Page and application data records
• • • • • • •

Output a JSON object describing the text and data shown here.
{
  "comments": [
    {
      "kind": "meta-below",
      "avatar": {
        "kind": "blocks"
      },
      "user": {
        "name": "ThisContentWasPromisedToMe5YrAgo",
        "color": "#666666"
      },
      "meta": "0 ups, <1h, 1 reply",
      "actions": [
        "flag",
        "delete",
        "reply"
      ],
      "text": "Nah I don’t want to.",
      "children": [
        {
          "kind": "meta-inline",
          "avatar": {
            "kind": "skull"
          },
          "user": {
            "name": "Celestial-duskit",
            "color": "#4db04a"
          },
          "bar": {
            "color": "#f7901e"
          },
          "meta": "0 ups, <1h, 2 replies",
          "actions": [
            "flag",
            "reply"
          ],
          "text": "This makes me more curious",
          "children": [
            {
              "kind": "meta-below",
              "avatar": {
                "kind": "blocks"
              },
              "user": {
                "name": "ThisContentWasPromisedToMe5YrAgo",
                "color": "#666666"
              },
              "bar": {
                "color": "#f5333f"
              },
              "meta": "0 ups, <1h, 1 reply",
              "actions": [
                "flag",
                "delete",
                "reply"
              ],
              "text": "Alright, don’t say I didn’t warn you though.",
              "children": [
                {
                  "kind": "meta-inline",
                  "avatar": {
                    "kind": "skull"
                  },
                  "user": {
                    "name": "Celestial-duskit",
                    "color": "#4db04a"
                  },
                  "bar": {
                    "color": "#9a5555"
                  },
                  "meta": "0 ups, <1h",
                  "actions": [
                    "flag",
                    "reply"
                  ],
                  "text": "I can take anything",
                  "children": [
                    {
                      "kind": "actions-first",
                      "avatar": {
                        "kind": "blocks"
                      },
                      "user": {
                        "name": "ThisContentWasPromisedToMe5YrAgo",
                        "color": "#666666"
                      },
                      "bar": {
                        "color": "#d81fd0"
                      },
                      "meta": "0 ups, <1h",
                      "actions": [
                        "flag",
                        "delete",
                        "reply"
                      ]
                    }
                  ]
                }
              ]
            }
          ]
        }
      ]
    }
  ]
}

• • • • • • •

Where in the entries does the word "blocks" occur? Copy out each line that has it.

        "kind": "blocks"
                "kind": "blocks"
                        "kind": "blocks"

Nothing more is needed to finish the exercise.